> [Exercise details]: Please return all lines in the listing holding the word "GOBIERNO".

> [Data excerpts]:
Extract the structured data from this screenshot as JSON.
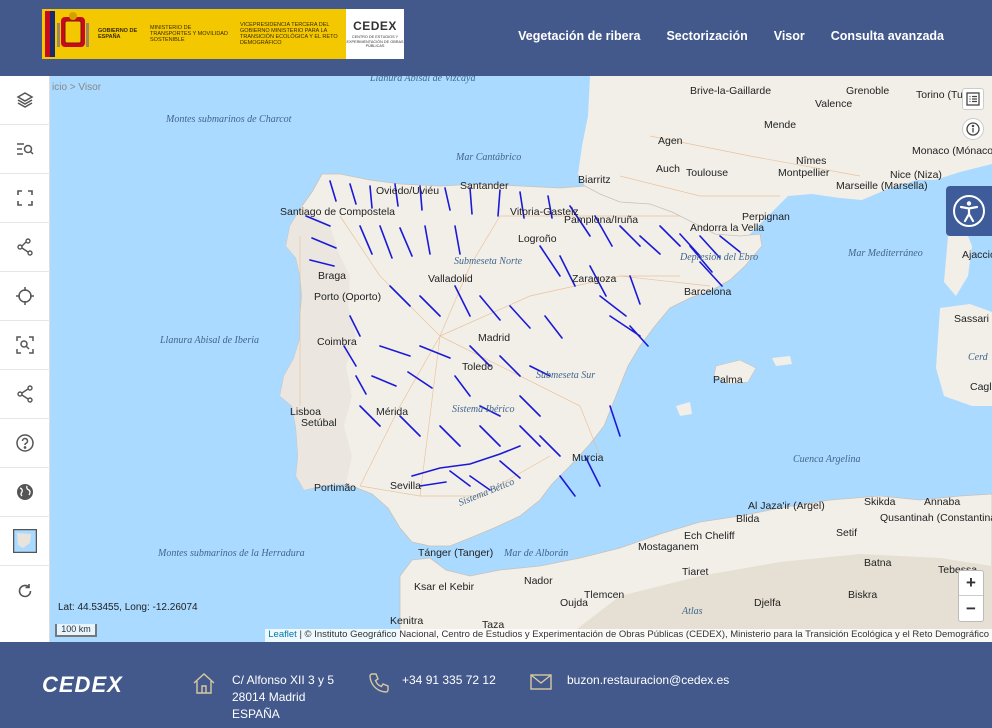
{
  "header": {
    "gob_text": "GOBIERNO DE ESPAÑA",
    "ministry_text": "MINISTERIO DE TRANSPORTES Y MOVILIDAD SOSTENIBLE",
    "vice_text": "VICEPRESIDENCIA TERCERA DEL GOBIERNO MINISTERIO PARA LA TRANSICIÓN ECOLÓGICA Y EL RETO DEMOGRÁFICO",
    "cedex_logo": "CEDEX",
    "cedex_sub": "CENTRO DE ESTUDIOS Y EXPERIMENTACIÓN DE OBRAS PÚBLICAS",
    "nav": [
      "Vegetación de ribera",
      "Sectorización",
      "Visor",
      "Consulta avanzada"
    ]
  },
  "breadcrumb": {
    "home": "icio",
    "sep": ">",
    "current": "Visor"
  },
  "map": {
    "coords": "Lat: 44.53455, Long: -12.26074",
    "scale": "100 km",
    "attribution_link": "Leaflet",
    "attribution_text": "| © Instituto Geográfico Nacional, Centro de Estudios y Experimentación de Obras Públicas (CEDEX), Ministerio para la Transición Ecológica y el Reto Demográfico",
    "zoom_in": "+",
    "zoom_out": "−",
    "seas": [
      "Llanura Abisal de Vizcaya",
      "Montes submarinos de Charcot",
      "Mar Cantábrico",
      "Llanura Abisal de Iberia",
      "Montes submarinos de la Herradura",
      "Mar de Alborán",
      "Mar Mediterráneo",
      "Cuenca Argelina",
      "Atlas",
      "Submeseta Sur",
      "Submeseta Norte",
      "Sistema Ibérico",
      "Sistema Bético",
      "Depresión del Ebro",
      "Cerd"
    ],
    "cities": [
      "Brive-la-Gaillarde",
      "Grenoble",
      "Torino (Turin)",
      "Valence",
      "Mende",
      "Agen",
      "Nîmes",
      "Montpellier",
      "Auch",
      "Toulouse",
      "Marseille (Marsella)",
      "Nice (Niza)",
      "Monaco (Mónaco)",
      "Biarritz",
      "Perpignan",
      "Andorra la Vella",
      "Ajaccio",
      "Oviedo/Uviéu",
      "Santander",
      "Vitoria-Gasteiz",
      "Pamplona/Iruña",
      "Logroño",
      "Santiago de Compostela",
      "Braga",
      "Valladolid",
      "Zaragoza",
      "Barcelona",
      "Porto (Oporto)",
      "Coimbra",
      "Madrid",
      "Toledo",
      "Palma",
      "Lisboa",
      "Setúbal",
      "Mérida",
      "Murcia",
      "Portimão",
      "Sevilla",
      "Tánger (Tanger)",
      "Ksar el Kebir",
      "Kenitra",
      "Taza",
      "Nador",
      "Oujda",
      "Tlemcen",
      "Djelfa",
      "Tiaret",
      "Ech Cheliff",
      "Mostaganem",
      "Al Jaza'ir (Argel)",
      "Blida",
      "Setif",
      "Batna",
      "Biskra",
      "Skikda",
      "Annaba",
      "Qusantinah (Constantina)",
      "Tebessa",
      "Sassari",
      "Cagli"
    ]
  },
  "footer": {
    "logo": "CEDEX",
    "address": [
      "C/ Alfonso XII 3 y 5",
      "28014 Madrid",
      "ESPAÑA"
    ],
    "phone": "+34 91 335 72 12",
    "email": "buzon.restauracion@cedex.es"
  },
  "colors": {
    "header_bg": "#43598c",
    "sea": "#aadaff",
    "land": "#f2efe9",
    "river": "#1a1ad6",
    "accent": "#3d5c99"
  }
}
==
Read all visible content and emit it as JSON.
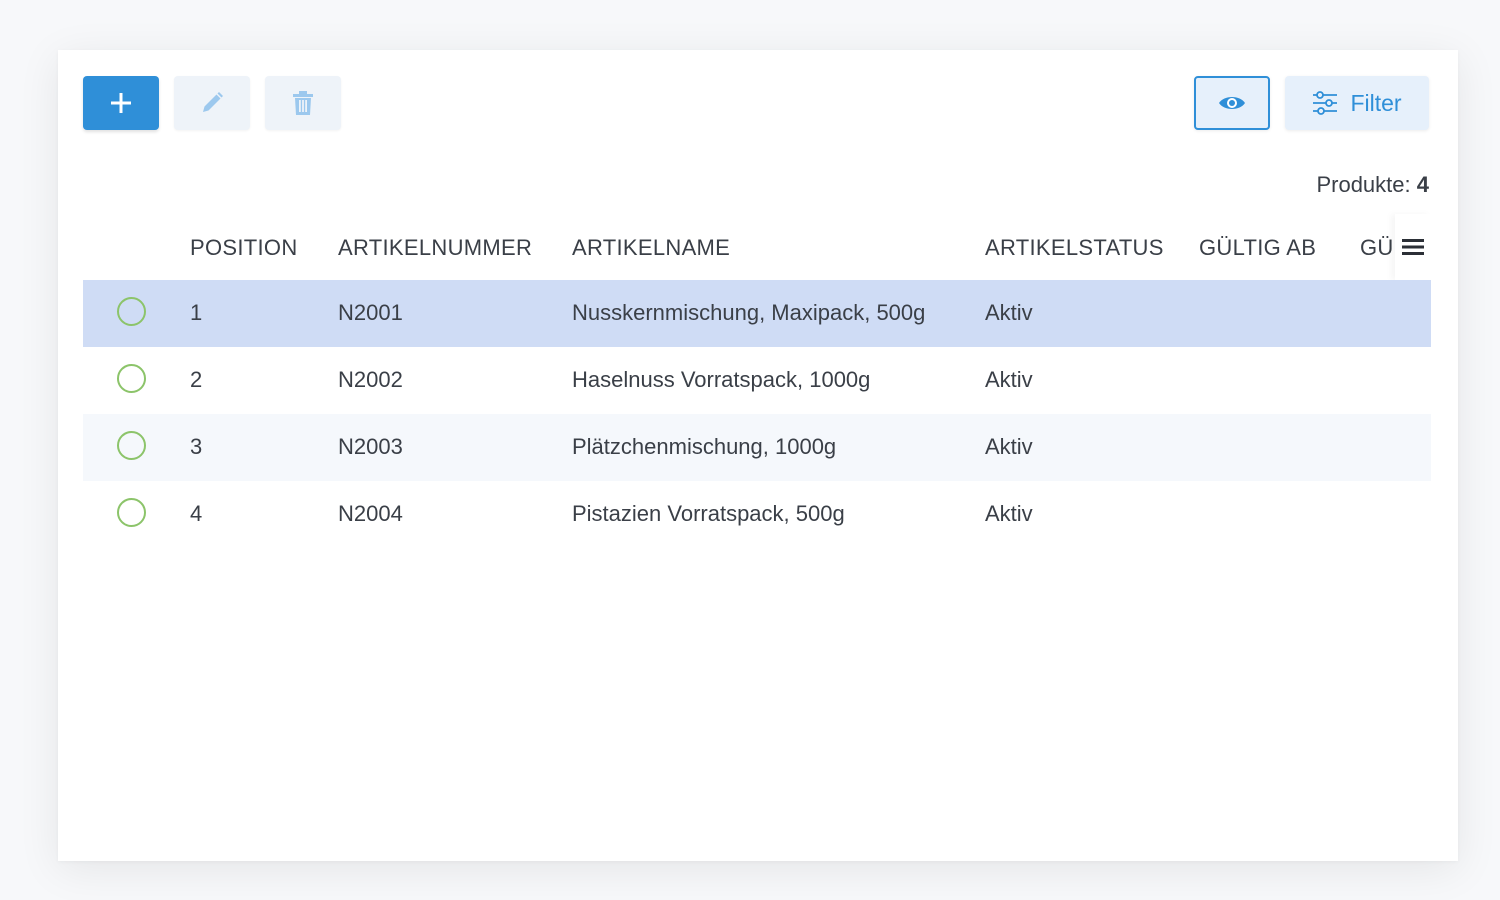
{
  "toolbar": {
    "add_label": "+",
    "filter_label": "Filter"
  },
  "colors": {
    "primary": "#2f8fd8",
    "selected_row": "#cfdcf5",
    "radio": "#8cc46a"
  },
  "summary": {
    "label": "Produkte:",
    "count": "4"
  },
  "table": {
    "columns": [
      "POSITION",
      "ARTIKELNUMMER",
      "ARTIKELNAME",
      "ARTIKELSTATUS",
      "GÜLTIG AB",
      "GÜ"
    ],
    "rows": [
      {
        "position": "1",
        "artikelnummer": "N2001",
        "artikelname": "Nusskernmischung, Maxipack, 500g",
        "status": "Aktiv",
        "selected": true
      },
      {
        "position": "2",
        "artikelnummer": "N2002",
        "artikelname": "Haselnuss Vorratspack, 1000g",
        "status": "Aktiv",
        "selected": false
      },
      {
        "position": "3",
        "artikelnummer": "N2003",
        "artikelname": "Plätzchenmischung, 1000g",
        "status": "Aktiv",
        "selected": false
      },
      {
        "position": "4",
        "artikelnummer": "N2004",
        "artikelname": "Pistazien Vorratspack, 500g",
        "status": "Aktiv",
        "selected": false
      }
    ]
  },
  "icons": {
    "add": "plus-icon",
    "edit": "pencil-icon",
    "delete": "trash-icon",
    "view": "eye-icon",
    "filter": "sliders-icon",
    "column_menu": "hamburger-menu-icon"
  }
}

> [Solution to the problem]:
    "gob_text": "GOBIERNO DE ESPAÑA",
    "vice_text": "VICEPRESIDENCIA TERCERA DEL GOBIERNO MINISTERIO PARA LA TRANSICIÓN ECOLÓGICA Y EL RETO DEMOGRÁFICO",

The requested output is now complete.